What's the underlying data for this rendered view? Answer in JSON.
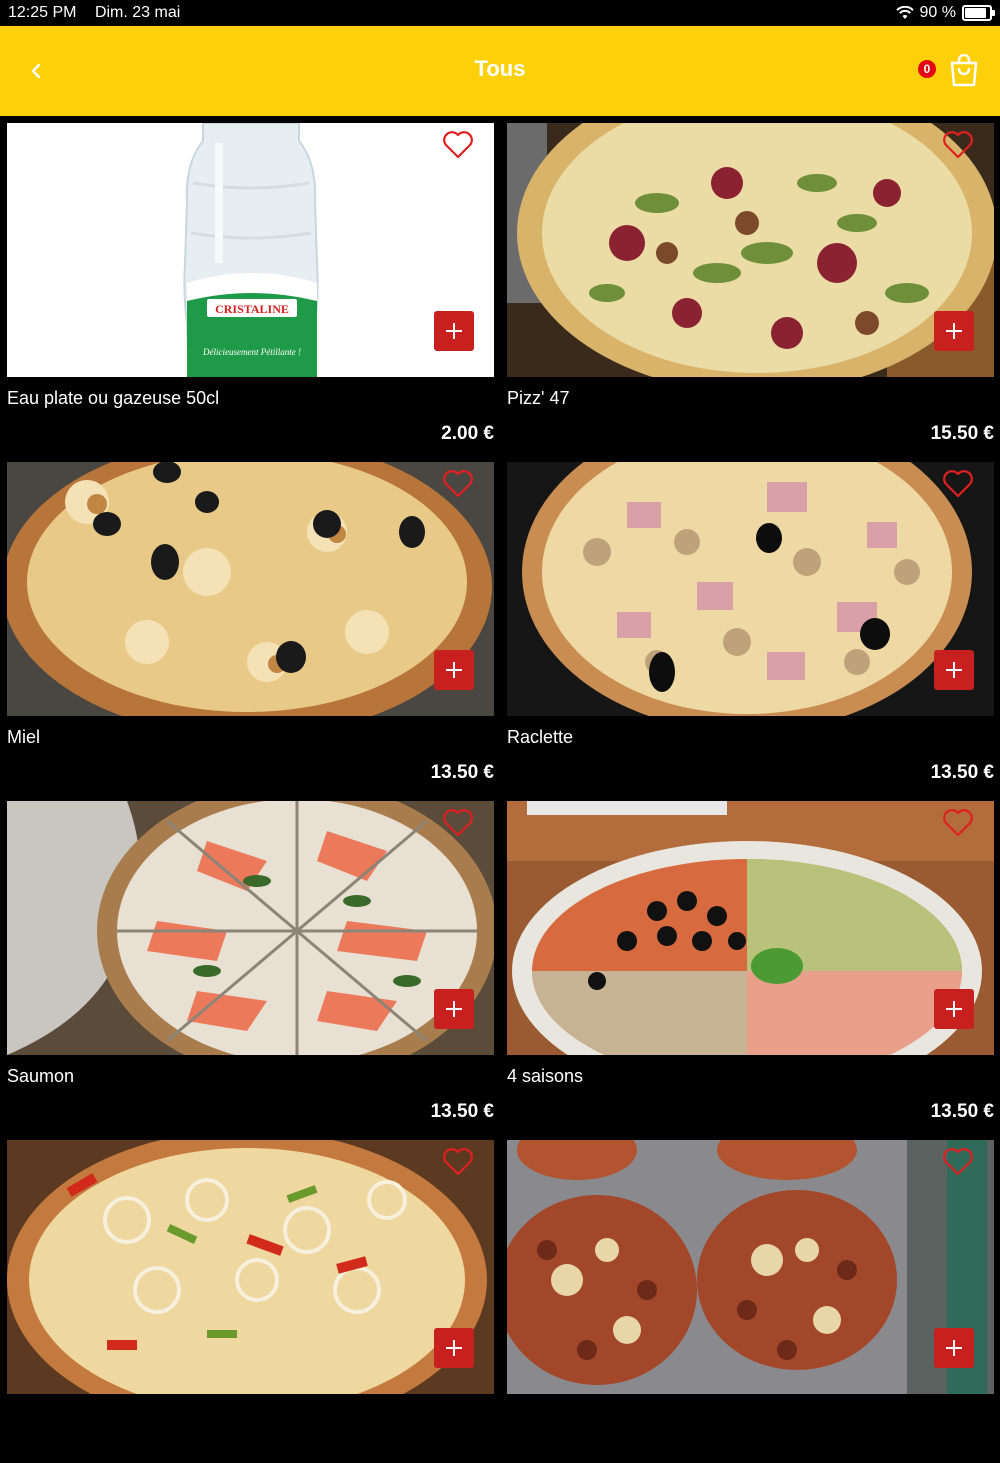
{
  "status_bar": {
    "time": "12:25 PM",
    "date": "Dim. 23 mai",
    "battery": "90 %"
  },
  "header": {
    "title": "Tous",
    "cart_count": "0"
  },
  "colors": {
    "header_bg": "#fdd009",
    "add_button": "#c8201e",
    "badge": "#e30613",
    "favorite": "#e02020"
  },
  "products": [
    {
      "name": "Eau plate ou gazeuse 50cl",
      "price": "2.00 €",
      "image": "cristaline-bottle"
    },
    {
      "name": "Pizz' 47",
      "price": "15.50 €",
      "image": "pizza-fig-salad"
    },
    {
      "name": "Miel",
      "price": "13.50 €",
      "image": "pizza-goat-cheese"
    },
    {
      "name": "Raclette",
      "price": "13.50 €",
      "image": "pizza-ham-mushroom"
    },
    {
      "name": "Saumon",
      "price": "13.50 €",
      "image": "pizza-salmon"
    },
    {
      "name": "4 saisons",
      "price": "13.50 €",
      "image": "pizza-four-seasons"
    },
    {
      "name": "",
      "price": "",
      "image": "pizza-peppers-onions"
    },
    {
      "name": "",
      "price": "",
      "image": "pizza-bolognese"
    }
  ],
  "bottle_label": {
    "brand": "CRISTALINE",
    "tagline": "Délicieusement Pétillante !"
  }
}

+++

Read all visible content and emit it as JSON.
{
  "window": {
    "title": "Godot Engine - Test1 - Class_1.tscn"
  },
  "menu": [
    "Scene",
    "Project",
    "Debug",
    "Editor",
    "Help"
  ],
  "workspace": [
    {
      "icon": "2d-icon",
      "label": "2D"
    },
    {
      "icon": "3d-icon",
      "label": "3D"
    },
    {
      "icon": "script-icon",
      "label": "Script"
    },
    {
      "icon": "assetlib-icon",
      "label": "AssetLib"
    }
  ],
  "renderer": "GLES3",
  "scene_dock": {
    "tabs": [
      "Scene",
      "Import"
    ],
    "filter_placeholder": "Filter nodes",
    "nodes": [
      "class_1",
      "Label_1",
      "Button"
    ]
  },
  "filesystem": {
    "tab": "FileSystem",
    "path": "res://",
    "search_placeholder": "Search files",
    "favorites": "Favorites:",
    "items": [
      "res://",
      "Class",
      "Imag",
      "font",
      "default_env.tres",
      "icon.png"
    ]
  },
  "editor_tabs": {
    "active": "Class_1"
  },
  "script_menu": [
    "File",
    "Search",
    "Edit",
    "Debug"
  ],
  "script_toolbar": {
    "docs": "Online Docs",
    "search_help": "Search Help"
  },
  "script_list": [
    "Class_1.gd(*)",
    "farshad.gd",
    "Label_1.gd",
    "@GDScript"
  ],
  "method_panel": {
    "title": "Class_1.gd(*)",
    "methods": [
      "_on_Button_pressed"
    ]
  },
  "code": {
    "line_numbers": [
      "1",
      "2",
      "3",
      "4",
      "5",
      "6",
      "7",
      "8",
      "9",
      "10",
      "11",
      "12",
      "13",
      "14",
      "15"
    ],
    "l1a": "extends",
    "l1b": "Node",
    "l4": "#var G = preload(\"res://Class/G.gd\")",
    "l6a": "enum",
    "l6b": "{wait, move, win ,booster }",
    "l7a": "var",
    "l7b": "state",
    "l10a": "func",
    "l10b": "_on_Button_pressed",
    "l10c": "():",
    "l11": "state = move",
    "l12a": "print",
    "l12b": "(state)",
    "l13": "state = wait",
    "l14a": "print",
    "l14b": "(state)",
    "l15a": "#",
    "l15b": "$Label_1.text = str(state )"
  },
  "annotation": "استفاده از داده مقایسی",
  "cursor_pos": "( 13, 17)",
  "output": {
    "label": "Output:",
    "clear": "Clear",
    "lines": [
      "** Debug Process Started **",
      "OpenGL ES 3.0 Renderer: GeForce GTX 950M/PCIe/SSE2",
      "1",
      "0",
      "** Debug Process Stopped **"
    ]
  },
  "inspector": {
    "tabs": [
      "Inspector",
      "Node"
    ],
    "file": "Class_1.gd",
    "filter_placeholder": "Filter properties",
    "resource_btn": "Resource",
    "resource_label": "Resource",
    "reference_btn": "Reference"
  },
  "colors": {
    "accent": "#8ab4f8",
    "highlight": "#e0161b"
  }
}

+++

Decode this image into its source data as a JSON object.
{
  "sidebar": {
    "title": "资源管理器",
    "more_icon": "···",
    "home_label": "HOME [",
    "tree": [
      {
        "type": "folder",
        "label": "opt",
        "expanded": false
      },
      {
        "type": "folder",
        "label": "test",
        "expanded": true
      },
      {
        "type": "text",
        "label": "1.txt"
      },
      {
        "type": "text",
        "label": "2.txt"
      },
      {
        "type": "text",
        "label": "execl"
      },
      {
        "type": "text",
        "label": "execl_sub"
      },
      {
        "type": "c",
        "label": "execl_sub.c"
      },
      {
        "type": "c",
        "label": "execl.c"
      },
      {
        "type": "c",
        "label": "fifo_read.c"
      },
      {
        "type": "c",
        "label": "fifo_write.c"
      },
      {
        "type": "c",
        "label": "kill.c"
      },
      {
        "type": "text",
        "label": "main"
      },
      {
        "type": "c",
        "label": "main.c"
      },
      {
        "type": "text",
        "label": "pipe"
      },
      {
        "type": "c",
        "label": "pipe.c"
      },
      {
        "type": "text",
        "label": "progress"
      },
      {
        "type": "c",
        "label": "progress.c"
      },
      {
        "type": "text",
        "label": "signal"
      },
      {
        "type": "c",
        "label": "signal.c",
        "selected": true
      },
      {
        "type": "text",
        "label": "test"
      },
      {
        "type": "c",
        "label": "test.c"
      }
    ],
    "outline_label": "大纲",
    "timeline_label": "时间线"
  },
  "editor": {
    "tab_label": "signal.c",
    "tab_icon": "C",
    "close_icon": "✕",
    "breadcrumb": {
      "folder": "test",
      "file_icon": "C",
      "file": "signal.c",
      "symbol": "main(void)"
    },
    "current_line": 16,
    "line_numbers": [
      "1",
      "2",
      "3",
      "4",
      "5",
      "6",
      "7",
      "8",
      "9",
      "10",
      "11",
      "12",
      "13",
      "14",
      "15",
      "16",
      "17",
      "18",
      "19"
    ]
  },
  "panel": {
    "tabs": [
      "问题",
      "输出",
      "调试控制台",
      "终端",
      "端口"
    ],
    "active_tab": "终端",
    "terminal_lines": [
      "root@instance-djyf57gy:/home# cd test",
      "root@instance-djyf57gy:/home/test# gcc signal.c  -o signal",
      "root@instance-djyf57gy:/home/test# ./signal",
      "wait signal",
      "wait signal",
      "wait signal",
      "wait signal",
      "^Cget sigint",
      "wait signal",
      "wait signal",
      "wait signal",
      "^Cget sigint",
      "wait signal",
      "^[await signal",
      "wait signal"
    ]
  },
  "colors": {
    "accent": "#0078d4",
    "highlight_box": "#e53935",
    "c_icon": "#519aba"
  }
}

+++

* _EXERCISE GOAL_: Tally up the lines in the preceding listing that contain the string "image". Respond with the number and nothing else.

* _ANSWER_: 9